“One of our members lost their home there,” he said. “So we’ve been in contact with the mayor’s office in Lindenhurst and they are coming up with a list [of those who] could use the assistance. We will be operating out of that warehouse passing out supplies.”

He said that they are cooperating with other local churches to bring relief to hard hit areas as far away as the Rockaways.

“We are working in conjunction with the Patchogue Church of Christ and with the Long Island Church of Christ in Islip,” said Pettengill. “Basically, we’re getting the supplies and housing them, they are going to be coming to us with some trucks to take what they need back to their communities.”

“As soon as the storm hit you couldn’t find a generator anywhere. The only thing I could buy after the storm hit was a bunch of extension cords,” he said. “Those of us without a generator had nothing. No heat. No hot water. No electricity. It got down to 32 degrees the other night. People were sleeping with extra clothes on and families huddled together.”

He said there are no hotel rooms available anywhere on Long Island because as soon as the storm hit people either evacuated to the hotels or the extra rooms filled with relief workers from FEMA or outside utility crews that came to work in the area.

“So even if you have the means to leave your home without power, you couldn’t because there were literally no hotel rooms. To complicate matters, even those with generators ran out of gas in a couple of days and there is no gas available anywhere on Long Island,” he said.

This caused the biggest problems for those who both lost power and flooded because they were without means of removing the tainted and corrosive floodwaters from their homes.

“If your pumps require electricity…or if your generator requires gas, then you can’t remove it. The water’s just sitting there doing damage,” he said. 

Pettengill said the situation is dire, with little relief available in the near future. Any help is welcome and appreciated. It is with this in mind that Fiddlehead Focus decided to help – even if only in a small way.

Fiddlehead Focus will collect flashlights, headlamps, and batteries – particularly size D – until Thursday at noon, after which the organization will send the collected items via overnight mail to West Islip for distribution. Two Madawaska businesses have also agreed to serve as collection points. People wanting to donate batteries, flashlights, or headlamps can also drop them off at Martin’s Motel between the hours of 7 a.m. and 10 p.m. or at the Madawaska Radio Shack during business hours.

Jamie Voisine at the Radio Shack in Madawaska has already agreed to send what D cell flashlights he has in stock at the store along with the batteries to power them. Fiddlehead Focus set a goal of reaching 20 sets of flashlights and batteries by Thursday at noon. People showed up at the office to make donations within an hour of posting the goal on Facebook Tuesday morning. 

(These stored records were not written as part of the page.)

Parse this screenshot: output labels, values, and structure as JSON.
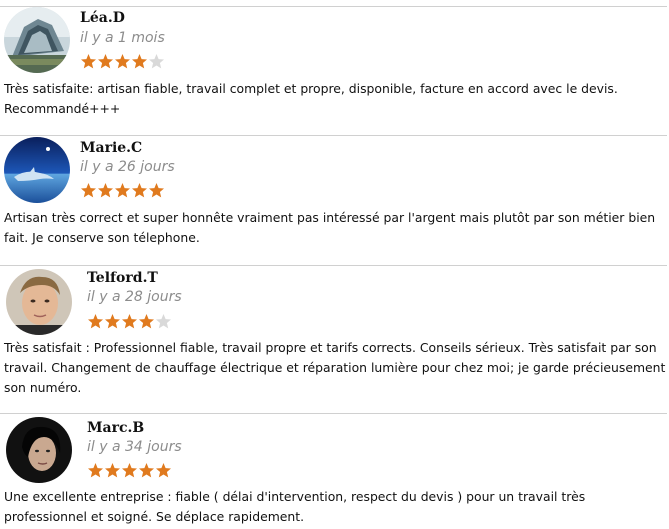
{
  "colors": {
    "star_filled": "#e07a1e",
    "star_empty": "#d9d9d9",
    "date_gray": "#8c8c8c"
  },
  "reviews": [
    {
      "author": "Léa.D",
      "date": "il y a 1 mois",
      "rating": 4,
      "max_rating": 5,
      "avatar_icon": "futuristic-building-avatar",
      "text": "Très satisfaite: artisan fiable, travail complet et propre, disponible, facture en accord avec le devis. Recommandé+++"
    },
    {
      "author": "Marie.C",
      "date": "il y a 26 jours",
      "rating": 5,
      "max_rating": 5,
      "avatar_icon": "dolphin-avatar",
      "text": "Artisan très correct et super honnête vraiment pas intéressé par l'argent mais plutôt par son métier bien fait. Je conserve son télephone."
    },
    {
      "author": "Telford.T",
      "date": "il y a 28 jours",
      "rating": 4,
      "max_rating": 5,
      "avatar_icon": "man-portrait-avatar",
      "text": "Très satisfait : Professionnel fiable, travail propre et tarifs corrects. Conseils sérieux. Très satisfait par son travail. Changement de chauffage électrique et réparation lumière pour chez moi; je garde précieusement son numéro."
    },
    {
      "author": "Marc.B",
      "date": "il y a 34 jours",
      "rating": 5,
      "max_rating": 5,
      "avatar_icon": "dark-portrait-avatar",
      "text": "Une excellente entreprise : fiable (  délai d'intervention, respect du devis ) pour un travail très professionnel  et soigné. Se déplace  rapidement."
    }
  ]
}
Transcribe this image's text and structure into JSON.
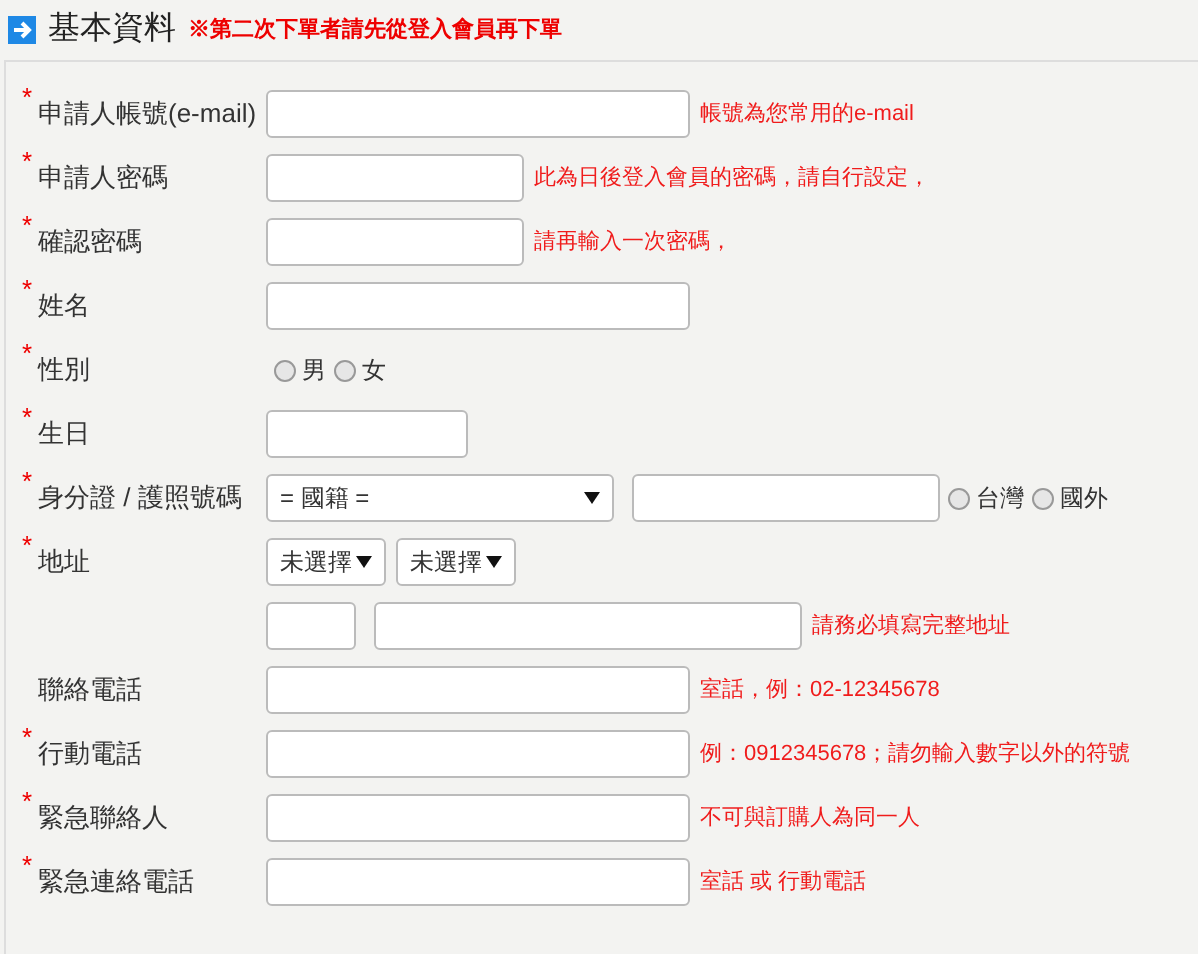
{
  "header": {
    "title": "基本資料",
    "note": "※第二次下單者請先從登入會員再下單"
  },
  "rows": [
    {
      "kind": "text",
      "label": "申請人帳號(e-mail)",
      "marker": "*",
      "hint": "帳號為您常用的e-mail"
    },
    {
      "kind": "text",
      "label": "申請人密碼",
      "marker": "*",
      "hint": "此為日後登入會員的密碼，請自行設定，"
    },
    {
      "kind": "text",
      "label": "確認密碼",
      "marker": "*",
      "hint": "請再輸入一次密碼，"
    },
    {
      "kind": "text",
      "label": "姓名",
      "marker": "*"
    },
    {
      "kind": "radio",
      "label": "性別",
      "marker": "*",
      "options": [
        {
          "label": "男",
          "selected": false
        },
        {
          "label": "女",
          "selected": false
        }
      ]
    },
    {
      "kind": "text",
      "label": "生日",
      "marker": "*"
    },
    {
      "kind": "id",
      "label": "身分證 / 護照號碼",
      "marker": "*",
      "select": "= 國籍 =",
      "options": [
        {
          "label": "台灣",
          "selected": false
        },
        {
          "label": "國外",
          "selected": false
        }
      ]
    },
    {
      "kind": "address",
      "label": "地址",
      "marker": "*",
      "selects": [
        "未選擇",
        "未選擇"
      ]
    },
    {
      "kind": "address2",
      "hint": "請務必填寫完整地址"
    },
    {
      "kind": "text",
      "label": "聯絡電話",
      "hint": "室話，例：02-12345678"
    },
    {
      "kind": "text",
      "label": "行動電話",
      "marker": "*",
      "hint": "例：0912345678；請勿輸入數字以外的符號"
    },
    {
      "kind": "text",
      "label": "緊急聯絡人",
      "marker": "*",
      "hint": "不可與訂購人為同一人"
    },
    {
      "kind": "text",
      "label": "緊急連絡電話",
      "marker": "*",
      "hint": "室話 或 行動電話"
    }
  ]
}
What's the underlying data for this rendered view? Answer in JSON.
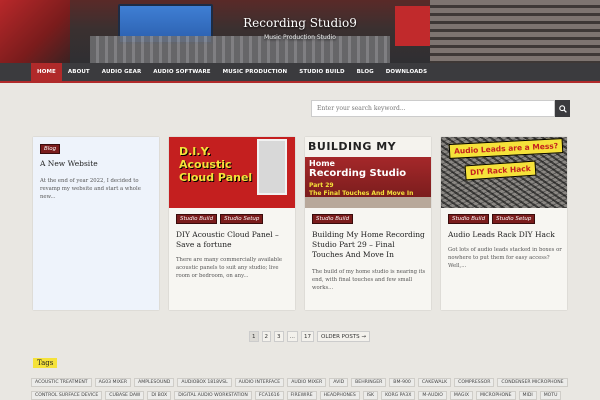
{
  "site": {
    "title": "Recording Studio9",
    "tagline": "Music Production Studio"
  },
  "nav": {
    "items": [
      {
        "label": "HOME",
        "active": true
      },
      {
        "label": "ABOUT"
      },
      {
        "label": "AUDIO GEAR"
      },
      {
        "label": "AUDIO SOFTWARE"
      },
      {
        "label": "MUSIC PRODUCTION"
      },
      {
        "label": "STUDIO BUILD"
      },
      {
        "label": "BLOG"
      },
      {
        "label": "DOWNLOADS"
      }
    ]
  },
  "search": {
    "placeholder": "Enter your search keyword...",
    "icon": "search-icon"
  },
  "posts": [
    {
      "categories": [
        "Blog"
      ],
      "title": "A New Website",
      "excerpt": "At the end of year 2022, I decided to revamp my website and start a whole new..."
    },
    {
      "image_text": [
        "D.I.Y.",
        "Acoustic",
        "Cloud Panel"
      ],
      "categories": [
        "Studio Build",
        "Studio Setup"
      ],
      "title": "DIY Acoustic Cloud Panel – Save a fortune",
      "excerpt": "There are many commercially available acoustic panels to suit any studio; live room or bedroom, on any..."
    },
    {
      "image_text": [
        "BUILDING MY",
        "Home",
        "Recording Studio",
        "Part 29",
        "The Final Touches And Move In"
      ],
      "categories": [
        "Studio Build"
      ],
      "title": "Building My Home Recording Studio Part 29 – Final Touches And Move In",
      "excerpt": "The build of my home studio is nearing its end, with final touches and few small works..."
    },
    {
      "image_text": [
        "Audio Leads are a Mess?",
        "DIY Rack Hack"
      ],
      "categories": [
        "Studio Build",
        "Studio Setup"
      ],
      "title": "Audio Leads Rack DIY Hack",
      "excerpt": "Got lots of audio leads stacked in boxes or nowhere to put them for easy access? Well,..."
    }
  ],
  "pagination": {
    "pages": [
      "1",
      "2",
      "3",
      "…",
      "17"
    ],
    "current": "1",
    "next_label": "OLDER POSTS →"
  },
  "tags": {
    "heading": "Tags",
    "row1": [
      "ACOUSTIC TREATMENT",
      "AG03 MIXER",
      "AMPLESOUND",
      "AUDIOBOX 1818VSL",
      "AUDIO INTERFACE",
      "AUDIO MIXER",
      "AVID",
      "BEHRINGER",
      "BM-900",
      "CAKEWALK",
      "COMPRESSOR",
      "CONDENSER MICROPHONE"
    ],
    "row2": [
      "CONTROL SURFACE DEVICE",
      "CUBASE DAW",
      "DI BOX",
      "DIGITAL AUDIO WORKSTATION",
      "FCA1616",
      "FIREWIRE",
      "HEADPHONES",
      "ISK",
      "KORG PA3X",
      "M-AUDIO",
      "MAGIX",
      "MICROPHONE",
      "MIDI",
      "MOTU"
    ]
  },
  "colors": {
    "accent": "#b02a2a",
    "badge": "#7a1c1c",
    "nav_bg": "#3b3b3e",
    "tag_heading": "#f5e23a"
  }
}
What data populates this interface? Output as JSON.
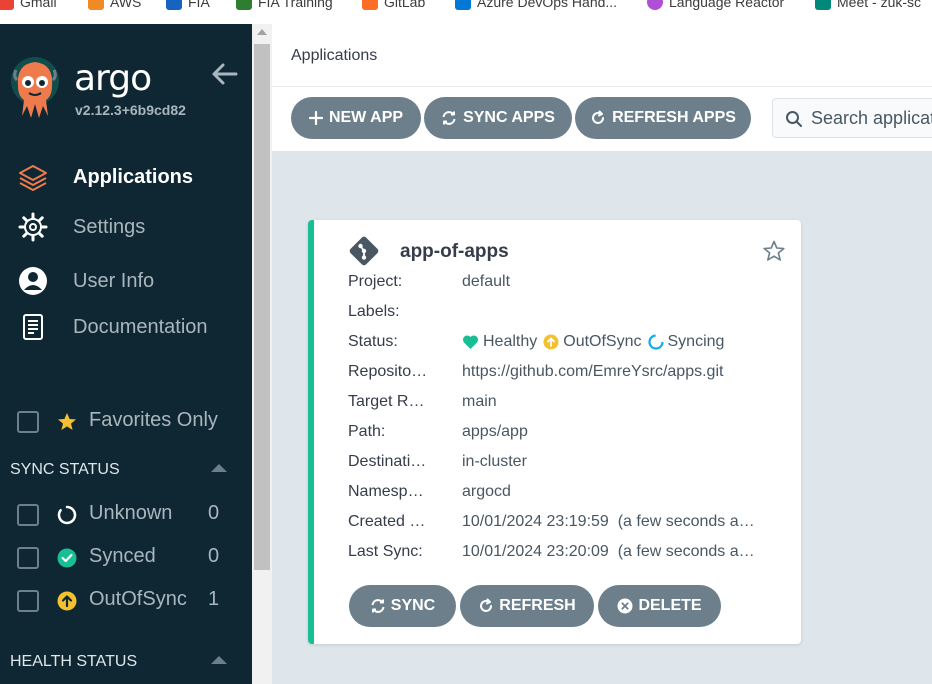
{
  "bookmarks": [
    {
      "label": "Gmail",
      "color": "#ea4335"
    },
    {
      "label": "AWS",
      "color": "#f08a24"
    },
    {
      "label": "FIA",
      "color": "#1565c0"
    },
    {
      "label": "FIA Training",
      "color": "#2e7d32"
    },
    {
      "label": "GitLab",
      "color": "#fc6d26"
    },
    {
      "label": "Azure DevOps Hand...",
      "color": "#0078d4"
    },
    {
      "label": "Language Reactor",
      "color": "#b04fd6"
    },
    {
      "label": "Meet - zuk-sc",
      "color": "#00897b"
    }
  ],
  "sidebar": {
    "brand": "argo",
    "version": "v2.12.3+6b9cd82",
    "nav": [
      {
        "label": "Applications",
        "icon": "layers-icon",
        "active": true
      },
      {
        "label": "Settings",
        "icon": "gear-icon",
        "active": false
      },
      {
        "label": "User Info",
        "icon": "user-circle-icon",
        "active": false
      },
      {
        "label": "Documentation",
        "icon": "book-icon",
        "active": false
      }
    ],
    "favorites_label": "Favorites Only",
    "sync_status": {
      "title": "SYNC STATUS",
      "items": [
        {
          "label": "Unknown",
          "count": "0"
        },
        {
          "label": "Synced",
          "count": "0"
        },
        {
          "label": "OutOfSync",
          "count": "1"
        }
      ]
    },
    "health_status": {
      "title": "HEALTH STATUS"
    }
  },
  "header": {
    "title": "Applications"
  },
  "toolbar": {
    "new_app": "NEW APP",
    "sync_apps": "SYNC APPS",
    "refresh_apps": "REFRESH APPS",
    "search_placeholder": "Search applications..."
  },
  "app_card": {
    "name": "app-of-apps",
    "rows": [
      {
        "label": "Project:",
        "value": "default"
      },
      {
        "label": "Labels:",
        "value": ""
      },
      {
        "label": "Status:",
        "value": ""
      },
      {
        "label": "Reposito…",
        "value": "https://github.com/EmreYsrc/apps.git"
      },
      {
        "label": "Target R…",
        "value": "main"
      },
      {
        "label": "Path:",
        "value": "apps/app"
      },
      {
        "label": "Destinati…",
        "value": "in-cluster"
      },
      {
        "label": "Namesp…",
        "value": "argocd"
      },
      {
        "label": "Created …",
        "value": "10/01/2024 23:19:59  (a few seconds a…"
      },
      {
        "label": "Last Sync:",
        "value": "10/01/2024 23:20:09  (a few seconds a…"
      }
    ],
    "status": {
      "health": "Healthy",
      "sync": "OutOfSync",
      "operation": "Syncing"
    },
    "buttons": {
      "sync": "SYNC",
      "refresh": "REFRESH",
      "delete": "DELETE"
    }
  },
  "colors": {
    "sidebar_bg": "#0f2733",
    "accent": "#18be94",
    "button": "#6d7f8b",
    "out_of_sync": "#f4c030",
    "healthy": "#18be94",
    "syncing": "#0dadea"
  }
}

For more information, please contact Monica Pettengill Jerkins at (207) 316-7150. Also, after Thursday, people can still send their donations to Church of Christ, 600 Montauk HWY, West Islip, NY 11795.